======== SUPPLIED MATERIAL
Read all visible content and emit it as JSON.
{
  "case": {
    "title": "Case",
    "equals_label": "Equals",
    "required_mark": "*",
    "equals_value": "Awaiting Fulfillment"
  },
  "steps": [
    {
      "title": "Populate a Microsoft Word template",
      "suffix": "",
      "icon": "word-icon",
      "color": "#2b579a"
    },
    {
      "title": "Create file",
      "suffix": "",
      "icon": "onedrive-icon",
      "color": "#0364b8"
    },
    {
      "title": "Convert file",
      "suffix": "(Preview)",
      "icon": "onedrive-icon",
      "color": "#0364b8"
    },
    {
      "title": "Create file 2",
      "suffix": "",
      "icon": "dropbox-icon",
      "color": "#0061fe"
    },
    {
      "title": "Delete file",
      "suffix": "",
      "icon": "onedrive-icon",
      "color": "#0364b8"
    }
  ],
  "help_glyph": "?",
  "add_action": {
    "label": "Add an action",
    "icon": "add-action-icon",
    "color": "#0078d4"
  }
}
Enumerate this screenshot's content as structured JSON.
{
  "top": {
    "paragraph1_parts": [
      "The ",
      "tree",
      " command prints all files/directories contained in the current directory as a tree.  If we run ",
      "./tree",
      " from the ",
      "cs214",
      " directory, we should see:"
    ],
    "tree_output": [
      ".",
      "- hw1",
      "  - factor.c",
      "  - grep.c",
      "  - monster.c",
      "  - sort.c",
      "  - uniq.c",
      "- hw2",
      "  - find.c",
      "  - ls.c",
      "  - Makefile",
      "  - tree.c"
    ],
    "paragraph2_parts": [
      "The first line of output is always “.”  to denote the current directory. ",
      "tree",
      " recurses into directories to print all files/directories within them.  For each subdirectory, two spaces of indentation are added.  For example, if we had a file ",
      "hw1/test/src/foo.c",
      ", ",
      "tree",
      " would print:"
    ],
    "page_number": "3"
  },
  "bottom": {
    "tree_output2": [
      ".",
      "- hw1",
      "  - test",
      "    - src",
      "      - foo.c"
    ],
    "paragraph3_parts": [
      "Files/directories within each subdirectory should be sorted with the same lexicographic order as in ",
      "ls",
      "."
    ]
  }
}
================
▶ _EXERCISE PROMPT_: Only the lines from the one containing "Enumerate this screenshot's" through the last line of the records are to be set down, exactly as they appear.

▶ _TASK OUTPUT_:
Enumerate this screenshot's content as structured JSON.
{
  "top": {
    "paragraph1_parts": [
      "The ",
      "tree",
      " command prints all files/directories contained in the current directory as a tree.  If we run ",
      "./tree",
      " from the ",
      "cs214",
      " directory, we should see:"
    ],
    "tree_output": [
      ".",
      "- hw1",
      "  - factor.c",
      "  - grep.c",
      "  - monster.c",
      "  - sort.c",
      "  - uniq.c",
      "- hw2",
      "  - find.c",
      "  - ls.c",
      "  - Makefile",
      "  - tree.c"
    ],
    "paragraph2_parts": [
      "The first line of output is always “.”  to denote the current directory. ",
      "tree",
      " recurses into directories to print all files/directories within them.  For each subdirectory, two spaces of indentation are added.  For example, if we had a file ",
      "hw1/test/src/foo.c",
      ", ",
      "tree",
      " would print:"
    ],
    "page_number": "3"
  },
  "bottom": {
    "tree_output2": [
      ".",
      "- hw1",
      "  - test",
      "    - src",
      "      - foo.c"
    ],
    "paragraph3_parts": [
      "Files/directories within each subdirectory should be sorted with the same lexicographic order as in ",
      "ls",
      "."
    ]
  }
}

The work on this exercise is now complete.